We start with the cache speed, measured with the h2bench Core Test. Performances shouldn’t vary between 5400 and 7200 rpm versions here as what is being measured is the access to chip memory integrated in the PCB. Although the Samsung cache is slightly faster, the difference is small.
Also taken with the help of h2bench, access time shows that 5400 rpm drives are not as far behind as all that. The difference of 1.4 to 1.5 ms is to be expected given what we said above about the latency differences of 1.4 ms: the mechanism in terms of reading heads is the same. Whatever the rotation speed, note that the mechanism used by Western is slightly faster than Samsung. Activation of AAM has a much more significant impact with Western – we’ll see what impact it has on noise levels later.
h2bench allowed us to measure the read and write speeds of the drives during sequential access.
The difference between 7200 and 5400 rpm versions is obvious here, with an advantage of ¼ with Western and 1/3 with Samsung.
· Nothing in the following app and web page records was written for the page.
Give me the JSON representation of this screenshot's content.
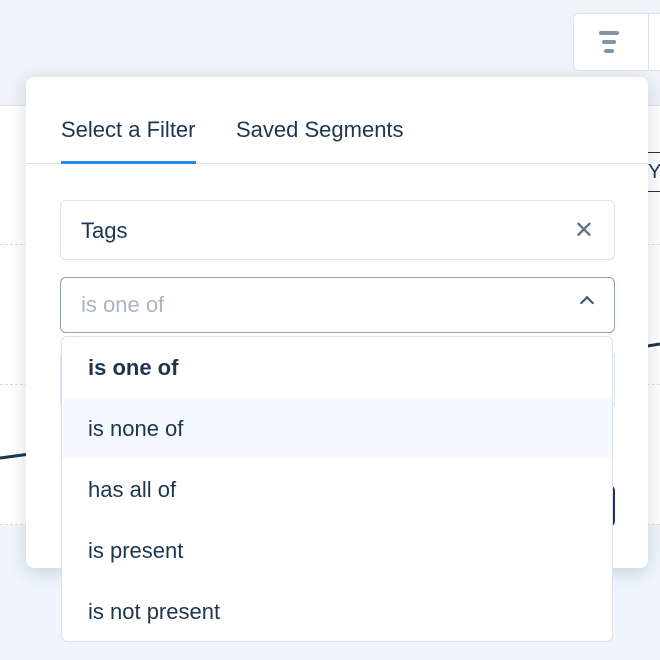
{
  "toolbar": {
    "filter_icon": "filter-lines-icon",
    "partial_label": "Y"
  },
  "panel": {
    "tabs": [
      {
        "label": "Select a Filter",
        "active": true
      },
      {
        "label": "Saved Segments",
        "active": false
      }
    ],
    "property_field": {
      "value": "Tags",
      "clear_icon": "close-icon"
    },
    "operator_select": {
      "placeholder": "is one of",
      "icon": "chevron-up-icon"
    },
    "operator_options": [
      {
        "label": "is one of",
        "selected": true
      },
      {
        "label": "is none of",
        "hovered": true
      },
      {
        "label": "has all of"
      },
      {
        "label": "is present"
      },
      {
        "label": "is not present"
      }
    ]
  },
  "colors": {
    "accent": "#2a8ae8",
    "text": "#1c3550"
  }
}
In both reading and writing, the SpinPoint F1 is on average the faster of the two 7200 rpms, while the Western 5400 rpms are slightly ahead of the EcoGreens.
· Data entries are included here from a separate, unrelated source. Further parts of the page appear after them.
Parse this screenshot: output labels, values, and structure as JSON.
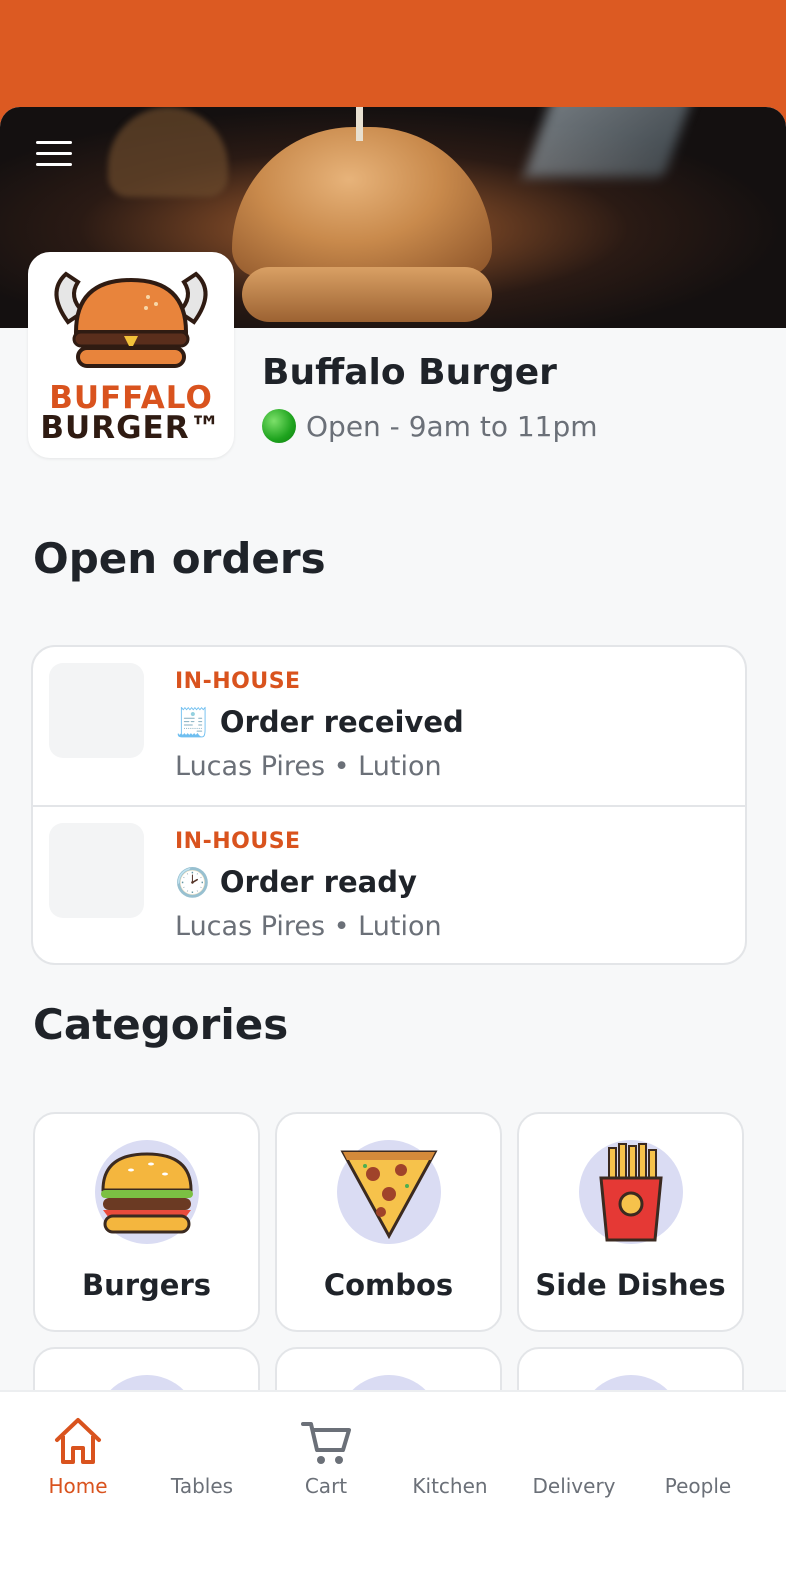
{
  "store": {
    "name": "Buffalo Burger",
    "status": "Open - 9am to 11pm",
    "logo_line1": "BUFFALO",
    "logo_line2": "BURGER™"
  },
  "sections": {
    "open_orders": "Open orders",
    "categories": "Categories"
  },
  "orders": [
    {
      "type": "IN-HOUSE",
      "status_emoji": "🧾",
      "status": "Order received",
      "meta": "Lucas Pires • Lution"
    },
    {
      "type": "IN-HOUSE",
      "status_emoji": "🕑",
      "status": "Order ready",
      "meta": "Lucas Pires • Lution"
    }
  ],
  "categories": [
    {
      "label": "Burgers",
      "icon": "burger-icon"
    },
    {
      "label": "Combos",
      "icon": "pizza-icon"
    },
    {
      "label": "Side Dishes",
      "icon": "fries-icon"
    }
  ],
  "nav": {
    "home": "Home",
    "tables": "Tables",
    "cart": "Cart",
    "kitchen": "Kitchen",
    "delivery": "Delivery",
    "people": "People"
  },
  "colors": {
    "accent": "#dc5a22",
    "background": "#f7f8f9",
    "category_circle": "#dadcf3"
  }
}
This graph shows speeds according to how far in on the drive you are on 1 TB drives. There isn’t a notable difference between the drives, speeds gradually falling off.